(Your objective) Return every line of the entries that includes the word "time".
↓
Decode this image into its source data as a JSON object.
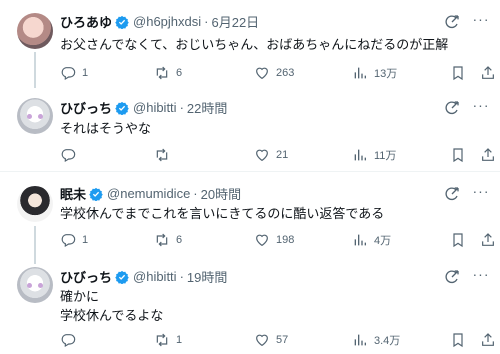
{
  "tweets": [
    {
      "name": "ひろあゆ",
      "handle": "@h6pjhxdsi",
      "time": "6月22日",
      "lines": [
        "お父さんでなくて、おじいちゃん、おばあちゃんにねだるのが正解"
      ],
      "replies": "1",
      "retweets": "6",
      "likes": "263",
      "views": "13万"
    },
    {
      "name": "ひびっち",
      "handle": "@hibitti",
      "time": "22時間",
      "lines": [
        "それはそうやな"
      ],
      "replies": "",
      "retweets": "",
      "likes": "21",
      "views": "11万"
    },
    {
      "name": "眠未",
      "handle": "@nemumidice",
      "time": "20時間",
      "lines": [
        "学校休んでまでこれを言いにきてるのに酷い返答である"
      ],
      "replies": "1",
      "retweets": "6",
      "likes": "198",
      "views": "4万"
    },
    {
      "name": "ひびっち",
      "handle": "@hibitti",
      "time": "19時間",
      "lines": [
        "確かに",
        "学校休んでるよな"
      ],
      "replies": "",
      "retweets": "1",
      "likes": "57",
      "views": "3.4万"
    }
  ],
  "separator": "·",
  "icons": {
    "verified": "verified-badge-icon",
    "grok": "grok-icon",
    "more": "more-icon",
    "reply": "reply-icon",
    "retweet": "retweet-icon",
    "like": "heart-icon",
    "views": "views-icon",
    "bookmark": "bookmark-icon",
    "share": "share-icon"
  },
  "colors": {
    "verified": "#1d9bf0",
    "text_secondary": "#536471",
    "thread_line": "#cfd9de"
  }
}
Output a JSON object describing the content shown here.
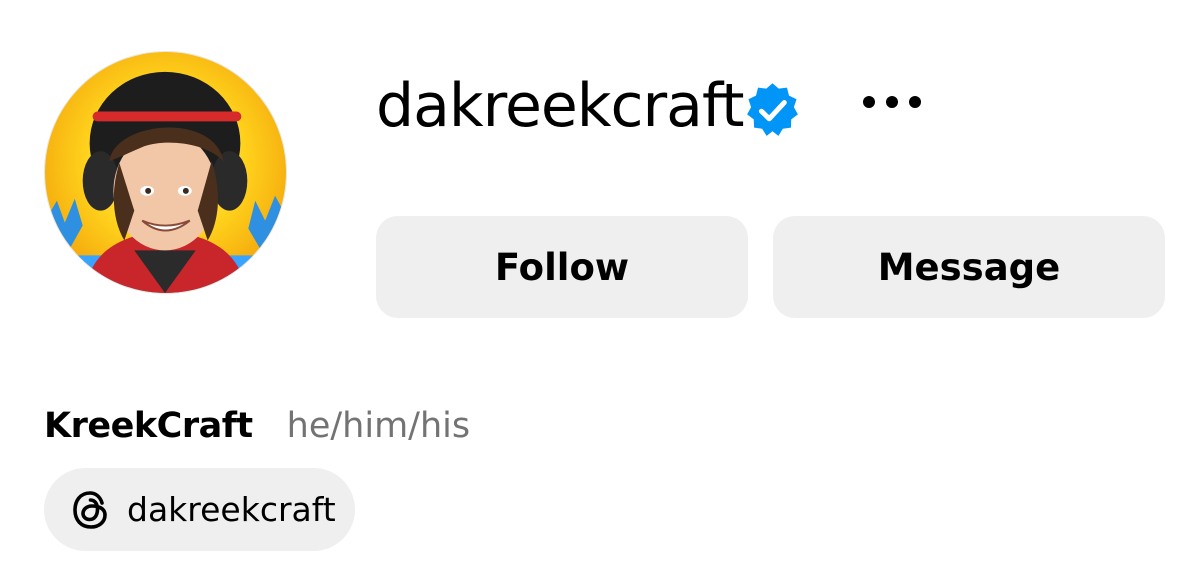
{
  "profile": {
    "username": "dakreekcraft",
    "display_name": "KreekCraft",
    "pronouns": "he/him/his",
    "verified": true
  },
  "actions": {
    "follow_label": "Follow",
    "message_label": "Message"
  },
  "threads": {
    "handle": "dakreekcraft"
  },
  "icons": {
    "verified": "verified-badge-icon",
    "more": "more-options-icon",
    "threads": "threads-icon"
  },
  "colors": {
    "button_bg": "#efefef",
    "verified_blue": "#0095f6",
    "secondary_text": "#737373"
  }
}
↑
(Solution for this task)
      "time": "6月22日",
      "time": "22時間",
      "time": "20時間",
      "time": "19時間",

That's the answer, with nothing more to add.